Tracking Email Marketing Campaigns with Your CRM
You can measure many aspects to email using your CRM, each of which should guide your future marketing efforts. These are a few important statistics you can track to learn what is working and why.
Also known as an open rate, your read rate is the number of people who opened your email compared to the total number of valid recipients. This percentage tells you who loaded images in the email they received. Your open rates reflect why design, content, and a clean contact list are critical. If recipients see a lot of value in loading the images and trusts you, they click to view those images.
The image below shows a summary of percentages of results from an email broadcast. Note that you want to compare these figures to other broadcasts you have sent, and similar broadcasts that other businesses send. Your ESP should be able to provide those benchmarks for you.
Your click rate is the number of people who clicked a link in your email divided by the number of valid recipients. The percentage of clicks lets you know how engaged people are with your content. The more clicks, the more you drive them to your website and toward conversion.
Connected to tracking your click rate is the effectiveness rate. This rate is the number of clicks divided by the number of reads. It tells you how compelled your interested readers were to click your links.
Check out the click-related information for an email campaign in the image below. In this case, you can see how many times a link in the email was clicked. Your CRM should include allow you to drill into any part of the chart to get detailed information about who took action on your email, and linking that information to that contact’s CRM record.
Here, you can see additional useful data. The top chart shows the activity over time, which is an indicator of how fast people take action. The bottom chart shows the geographic distribution of clicks from the campaign.
Your unsubscribe rate is all about list quality and your emailing practices. If someone unsubscribes, you can never email her again, unless that person signs up again. Never reset an unsubscribe, unless you’re absolutely certain the person made a mistake, and you had a conversation to confirm intent to sign up again. You can incur steep financial and legal penalties for sending email to unsubscribed contacts.
Limiting bounced emails

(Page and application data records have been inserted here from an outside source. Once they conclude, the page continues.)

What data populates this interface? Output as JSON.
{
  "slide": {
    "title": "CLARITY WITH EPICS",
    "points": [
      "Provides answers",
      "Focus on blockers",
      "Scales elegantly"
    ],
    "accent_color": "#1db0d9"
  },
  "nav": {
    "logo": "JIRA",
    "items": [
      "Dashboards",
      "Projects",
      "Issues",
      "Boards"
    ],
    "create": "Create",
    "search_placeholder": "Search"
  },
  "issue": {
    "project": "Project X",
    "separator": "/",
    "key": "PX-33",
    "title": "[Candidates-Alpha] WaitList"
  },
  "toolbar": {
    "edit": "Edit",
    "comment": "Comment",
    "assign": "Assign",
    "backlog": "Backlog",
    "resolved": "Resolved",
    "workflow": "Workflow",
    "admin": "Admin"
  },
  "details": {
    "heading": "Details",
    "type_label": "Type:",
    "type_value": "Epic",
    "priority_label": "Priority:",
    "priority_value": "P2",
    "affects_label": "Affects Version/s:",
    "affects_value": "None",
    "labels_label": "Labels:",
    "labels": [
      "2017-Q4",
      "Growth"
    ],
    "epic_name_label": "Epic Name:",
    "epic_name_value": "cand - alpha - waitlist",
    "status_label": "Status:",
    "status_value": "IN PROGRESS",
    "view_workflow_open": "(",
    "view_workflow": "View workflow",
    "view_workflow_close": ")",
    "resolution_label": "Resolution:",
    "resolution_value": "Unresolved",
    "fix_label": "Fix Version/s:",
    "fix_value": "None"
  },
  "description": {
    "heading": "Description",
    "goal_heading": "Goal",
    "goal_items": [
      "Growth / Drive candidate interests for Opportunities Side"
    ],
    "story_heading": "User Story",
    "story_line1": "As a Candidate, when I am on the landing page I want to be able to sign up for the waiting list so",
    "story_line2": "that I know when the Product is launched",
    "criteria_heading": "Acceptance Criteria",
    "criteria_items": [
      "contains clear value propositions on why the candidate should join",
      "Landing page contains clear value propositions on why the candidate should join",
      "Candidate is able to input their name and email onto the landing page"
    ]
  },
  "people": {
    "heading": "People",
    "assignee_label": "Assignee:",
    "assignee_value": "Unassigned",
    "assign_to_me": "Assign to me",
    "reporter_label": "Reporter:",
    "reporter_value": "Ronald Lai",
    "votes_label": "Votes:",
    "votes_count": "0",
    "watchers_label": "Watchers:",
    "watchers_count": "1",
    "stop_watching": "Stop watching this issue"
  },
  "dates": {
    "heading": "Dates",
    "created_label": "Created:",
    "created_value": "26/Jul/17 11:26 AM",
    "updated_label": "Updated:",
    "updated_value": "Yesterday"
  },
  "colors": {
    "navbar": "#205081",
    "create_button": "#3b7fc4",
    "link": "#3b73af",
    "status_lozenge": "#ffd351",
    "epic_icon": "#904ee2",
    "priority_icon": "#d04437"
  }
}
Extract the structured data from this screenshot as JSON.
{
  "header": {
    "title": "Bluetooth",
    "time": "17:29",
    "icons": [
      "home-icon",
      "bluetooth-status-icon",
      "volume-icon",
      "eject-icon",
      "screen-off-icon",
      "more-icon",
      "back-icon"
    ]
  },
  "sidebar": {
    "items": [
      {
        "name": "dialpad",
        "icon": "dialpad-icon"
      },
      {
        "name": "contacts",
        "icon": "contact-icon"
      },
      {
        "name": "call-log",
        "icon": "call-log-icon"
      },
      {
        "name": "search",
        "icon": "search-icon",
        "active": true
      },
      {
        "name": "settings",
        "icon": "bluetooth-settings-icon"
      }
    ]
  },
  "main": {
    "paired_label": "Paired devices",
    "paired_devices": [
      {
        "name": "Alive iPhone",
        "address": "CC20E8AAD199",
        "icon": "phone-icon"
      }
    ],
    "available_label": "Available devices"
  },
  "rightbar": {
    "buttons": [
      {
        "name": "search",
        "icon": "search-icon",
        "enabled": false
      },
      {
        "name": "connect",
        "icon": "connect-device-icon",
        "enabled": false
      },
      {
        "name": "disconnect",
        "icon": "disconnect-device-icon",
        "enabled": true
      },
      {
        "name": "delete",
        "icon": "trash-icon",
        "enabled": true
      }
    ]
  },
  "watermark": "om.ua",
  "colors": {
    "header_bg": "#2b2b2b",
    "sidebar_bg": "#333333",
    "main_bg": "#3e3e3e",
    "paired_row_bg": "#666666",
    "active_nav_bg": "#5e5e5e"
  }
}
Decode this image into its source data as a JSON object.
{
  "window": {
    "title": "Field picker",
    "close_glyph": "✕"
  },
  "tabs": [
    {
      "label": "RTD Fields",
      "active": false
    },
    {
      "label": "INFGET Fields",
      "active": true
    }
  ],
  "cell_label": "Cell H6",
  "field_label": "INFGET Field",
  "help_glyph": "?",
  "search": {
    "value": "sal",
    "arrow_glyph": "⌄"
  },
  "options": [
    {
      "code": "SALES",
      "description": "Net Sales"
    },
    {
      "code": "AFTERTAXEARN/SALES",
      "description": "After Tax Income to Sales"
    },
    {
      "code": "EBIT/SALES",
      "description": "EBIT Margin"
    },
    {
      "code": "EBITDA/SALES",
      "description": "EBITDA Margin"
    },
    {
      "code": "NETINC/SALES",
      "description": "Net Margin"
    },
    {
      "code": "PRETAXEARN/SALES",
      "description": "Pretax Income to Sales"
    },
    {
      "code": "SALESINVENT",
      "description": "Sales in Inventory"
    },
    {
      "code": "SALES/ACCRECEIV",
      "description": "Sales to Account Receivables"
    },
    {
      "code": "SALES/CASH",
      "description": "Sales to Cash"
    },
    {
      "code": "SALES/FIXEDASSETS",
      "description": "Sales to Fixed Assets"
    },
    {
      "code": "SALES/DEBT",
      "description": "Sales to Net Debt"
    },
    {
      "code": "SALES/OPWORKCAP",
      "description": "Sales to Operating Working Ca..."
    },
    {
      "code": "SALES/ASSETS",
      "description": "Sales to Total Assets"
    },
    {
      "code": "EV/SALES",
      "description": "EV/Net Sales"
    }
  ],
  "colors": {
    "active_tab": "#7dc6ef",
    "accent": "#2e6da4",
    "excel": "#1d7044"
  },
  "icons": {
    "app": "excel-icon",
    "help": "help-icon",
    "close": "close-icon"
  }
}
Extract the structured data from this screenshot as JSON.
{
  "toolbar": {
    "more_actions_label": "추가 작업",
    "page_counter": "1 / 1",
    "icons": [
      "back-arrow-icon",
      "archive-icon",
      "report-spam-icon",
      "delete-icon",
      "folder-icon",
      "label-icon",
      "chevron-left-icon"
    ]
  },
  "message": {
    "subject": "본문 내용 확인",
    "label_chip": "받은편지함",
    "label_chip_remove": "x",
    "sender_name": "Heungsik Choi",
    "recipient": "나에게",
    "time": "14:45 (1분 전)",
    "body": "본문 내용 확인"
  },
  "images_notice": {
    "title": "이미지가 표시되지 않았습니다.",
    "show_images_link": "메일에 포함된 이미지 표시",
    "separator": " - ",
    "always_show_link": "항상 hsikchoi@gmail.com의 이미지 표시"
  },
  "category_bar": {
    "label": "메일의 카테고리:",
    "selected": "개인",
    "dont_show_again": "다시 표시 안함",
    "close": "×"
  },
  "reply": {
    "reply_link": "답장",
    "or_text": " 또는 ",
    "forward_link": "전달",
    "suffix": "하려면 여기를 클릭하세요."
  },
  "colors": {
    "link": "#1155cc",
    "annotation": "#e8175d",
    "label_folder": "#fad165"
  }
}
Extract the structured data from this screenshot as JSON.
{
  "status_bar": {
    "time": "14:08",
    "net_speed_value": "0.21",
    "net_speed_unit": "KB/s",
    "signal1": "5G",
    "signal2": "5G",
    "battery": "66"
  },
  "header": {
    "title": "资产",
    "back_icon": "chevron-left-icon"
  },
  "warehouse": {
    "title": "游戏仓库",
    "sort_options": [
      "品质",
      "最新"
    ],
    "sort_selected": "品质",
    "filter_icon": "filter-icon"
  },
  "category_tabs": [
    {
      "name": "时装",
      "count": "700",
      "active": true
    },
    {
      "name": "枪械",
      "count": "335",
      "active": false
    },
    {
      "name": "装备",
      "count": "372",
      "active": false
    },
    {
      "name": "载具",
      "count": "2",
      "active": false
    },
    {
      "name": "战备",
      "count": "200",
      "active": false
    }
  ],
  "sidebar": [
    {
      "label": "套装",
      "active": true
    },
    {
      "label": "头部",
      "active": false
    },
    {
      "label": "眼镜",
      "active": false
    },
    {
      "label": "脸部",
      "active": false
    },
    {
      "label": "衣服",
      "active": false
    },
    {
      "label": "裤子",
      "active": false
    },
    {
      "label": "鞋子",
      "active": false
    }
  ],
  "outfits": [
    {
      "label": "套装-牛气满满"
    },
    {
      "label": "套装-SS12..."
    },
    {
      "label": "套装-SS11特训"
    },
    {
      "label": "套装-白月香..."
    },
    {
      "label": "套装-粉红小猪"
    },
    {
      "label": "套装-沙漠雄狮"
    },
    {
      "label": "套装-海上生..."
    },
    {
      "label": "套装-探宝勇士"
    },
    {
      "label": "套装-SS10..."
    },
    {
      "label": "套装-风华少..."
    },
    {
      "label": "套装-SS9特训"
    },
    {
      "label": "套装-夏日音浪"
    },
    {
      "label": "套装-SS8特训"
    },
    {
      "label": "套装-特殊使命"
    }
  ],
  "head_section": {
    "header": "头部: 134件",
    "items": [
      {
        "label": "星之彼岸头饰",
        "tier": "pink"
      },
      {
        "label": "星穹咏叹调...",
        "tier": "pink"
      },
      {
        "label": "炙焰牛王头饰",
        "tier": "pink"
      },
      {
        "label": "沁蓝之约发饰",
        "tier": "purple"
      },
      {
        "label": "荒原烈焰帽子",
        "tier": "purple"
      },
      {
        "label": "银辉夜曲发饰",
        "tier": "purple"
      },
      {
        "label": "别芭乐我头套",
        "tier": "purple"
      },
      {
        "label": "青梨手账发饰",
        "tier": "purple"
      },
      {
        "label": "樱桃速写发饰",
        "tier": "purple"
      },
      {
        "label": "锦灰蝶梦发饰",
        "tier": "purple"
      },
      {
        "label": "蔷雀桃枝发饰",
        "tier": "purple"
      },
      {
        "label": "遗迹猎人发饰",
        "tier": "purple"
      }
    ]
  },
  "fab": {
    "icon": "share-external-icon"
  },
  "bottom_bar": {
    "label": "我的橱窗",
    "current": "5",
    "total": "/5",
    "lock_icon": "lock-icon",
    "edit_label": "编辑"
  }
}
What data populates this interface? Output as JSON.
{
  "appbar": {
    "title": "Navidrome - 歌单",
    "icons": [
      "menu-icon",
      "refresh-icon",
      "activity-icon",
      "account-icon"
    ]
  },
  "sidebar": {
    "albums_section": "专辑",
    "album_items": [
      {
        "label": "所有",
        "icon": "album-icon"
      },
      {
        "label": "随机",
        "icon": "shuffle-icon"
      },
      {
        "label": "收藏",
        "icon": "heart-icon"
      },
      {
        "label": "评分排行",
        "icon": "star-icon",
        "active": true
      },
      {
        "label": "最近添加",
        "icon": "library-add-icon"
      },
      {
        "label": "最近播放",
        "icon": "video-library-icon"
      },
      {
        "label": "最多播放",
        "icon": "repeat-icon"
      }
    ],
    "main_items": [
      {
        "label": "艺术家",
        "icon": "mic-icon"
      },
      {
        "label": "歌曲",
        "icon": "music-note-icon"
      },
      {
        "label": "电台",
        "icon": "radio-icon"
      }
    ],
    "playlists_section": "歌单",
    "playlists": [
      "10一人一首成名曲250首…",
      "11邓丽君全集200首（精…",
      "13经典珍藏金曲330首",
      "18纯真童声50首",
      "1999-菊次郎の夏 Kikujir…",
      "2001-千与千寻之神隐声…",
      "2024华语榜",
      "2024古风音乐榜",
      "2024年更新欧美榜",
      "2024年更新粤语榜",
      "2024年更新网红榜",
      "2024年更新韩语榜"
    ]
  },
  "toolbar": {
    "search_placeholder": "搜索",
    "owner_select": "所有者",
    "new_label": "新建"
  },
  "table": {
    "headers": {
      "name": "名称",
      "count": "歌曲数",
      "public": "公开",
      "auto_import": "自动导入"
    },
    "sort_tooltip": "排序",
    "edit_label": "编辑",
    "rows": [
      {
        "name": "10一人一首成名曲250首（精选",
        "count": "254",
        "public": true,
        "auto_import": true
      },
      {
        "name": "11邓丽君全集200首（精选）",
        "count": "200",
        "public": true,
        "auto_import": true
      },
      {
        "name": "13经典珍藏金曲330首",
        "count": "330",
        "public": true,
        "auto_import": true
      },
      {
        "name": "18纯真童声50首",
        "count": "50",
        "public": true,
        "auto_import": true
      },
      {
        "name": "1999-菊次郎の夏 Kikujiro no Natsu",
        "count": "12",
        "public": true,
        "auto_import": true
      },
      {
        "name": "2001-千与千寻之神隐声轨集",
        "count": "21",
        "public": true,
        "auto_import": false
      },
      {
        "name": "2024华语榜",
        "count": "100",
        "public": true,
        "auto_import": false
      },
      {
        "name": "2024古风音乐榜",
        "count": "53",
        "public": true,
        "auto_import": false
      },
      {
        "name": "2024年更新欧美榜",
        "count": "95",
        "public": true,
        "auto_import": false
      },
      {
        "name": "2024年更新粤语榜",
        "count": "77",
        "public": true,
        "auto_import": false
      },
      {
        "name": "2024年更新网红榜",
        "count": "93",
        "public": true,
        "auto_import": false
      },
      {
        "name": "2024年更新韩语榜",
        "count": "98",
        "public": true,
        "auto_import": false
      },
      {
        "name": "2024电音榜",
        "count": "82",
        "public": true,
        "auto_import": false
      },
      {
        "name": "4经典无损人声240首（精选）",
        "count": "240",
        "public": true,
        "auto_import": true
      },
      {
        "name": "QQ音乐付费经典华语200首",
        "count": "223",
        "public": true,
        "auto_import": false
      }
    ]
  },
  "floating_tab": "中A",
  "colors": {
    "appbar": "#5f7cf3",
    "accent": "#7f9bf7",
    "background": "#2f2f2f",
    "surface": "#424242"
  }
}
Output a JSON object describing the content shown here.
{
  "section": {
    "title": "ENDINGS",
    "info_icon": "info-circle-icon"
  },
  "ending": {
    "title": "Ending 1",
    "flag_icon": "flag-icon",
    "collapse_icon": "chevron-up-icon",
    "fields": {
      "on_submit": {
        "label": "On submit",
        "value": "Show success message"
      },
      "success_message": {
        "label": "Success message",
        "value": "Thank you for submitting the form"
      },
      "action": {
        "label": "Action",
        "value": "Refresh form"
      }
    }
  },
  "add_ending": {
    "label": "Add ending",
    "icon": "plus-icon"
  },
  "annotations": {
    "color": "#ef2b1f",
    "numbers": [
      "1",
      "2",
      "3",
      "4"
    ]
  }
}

The quality of your list and the reputation of your mail server is reflected by your bounce rate. Your ESP should give you a summary outlining the reasons why emails bounced. Bounces are classified as hard bounces (the email address doesn’t exist any more, or the domain doesn’t exist) and soft bounces (rejected due to a full inbox, or inappropriate content). Too many hard bounces to a domain negatively impacts your long-term reputation as an email sender, which is why you need to keep your list up to date.
After an email is identified as a hard bounce, never send an email to that address again. Resetting bounces gets you flagged as a spammer by an email provider.
Watching statistical trends
Your marketing team should monitor statistics for both individual broadcasts, and for multiple broadcasts over time. It’s useful to look at all your broadcasts as a whole to see general trends in reads and clicks. Get the statistics for a few similar broadcasts (for example, the last several newsletters) and compare them to see whether any performed higher than others.
Take a look at vendor-provided benchmarks to see how you’re doing in comparison to other companies. List size is the strongest predictor of read and click rate, so your vendor should be able to provide you with relevant stats for your email list size to compare against.
The image below shows a chart that can give you insight into how well you’re doing overall. If you find you’re underperforming, reach out to your ESP or your marketing team to try to figure out why.
Scoring is a great way to help you focus on your most engaged contacts. You can target individuals by how many points they accumulated by reading, clicking, or forwarding your message. If you combine scoring across multiple email campaigns, you can target people who have shown repeated interest.
When you identify your hottest leads from scoring, your sales and marketing teams both have opportunities they can take advantage of. For salespeople, a well-timed personal follow-up can reach someone when she’s ready to buy. For marketers, knowing someone is interested can trigger a follow-up email with a call to action (for example, a discount code or additional benefits) to spurn a lead to buy.
This is a hot prospects chart. The top chart shows the contacts who took actions to score those specific scores, while the bottom chart shows contacts who had a minimum score of that number or higher. You can then isolate people based on how interactive they were with the email they received from you.
Automating actions taken by recipients in your CRM
Incorporate automation into your email marketing strategy. The trigger may be an individual action (reading or clicking a link), or it may be based on minimum scores, where you may want to target people who are very interested in your message. You may also want to do the opposite, targeting people who didn’t read or click your message.
The actions you decide to take should be tightly integrated with your CRM workflows. Workflows allow you to update CRM data, assign contacts to campaigns, schedule follow-up CRM activities for salespeople, and more.
Setting up automation on emails is part of helping your contacts through the buyer journey. A lead is moving closer toward your goal of conversion, and an existing client is learning more about what you do and moving closer to becoming an advocate for your brand.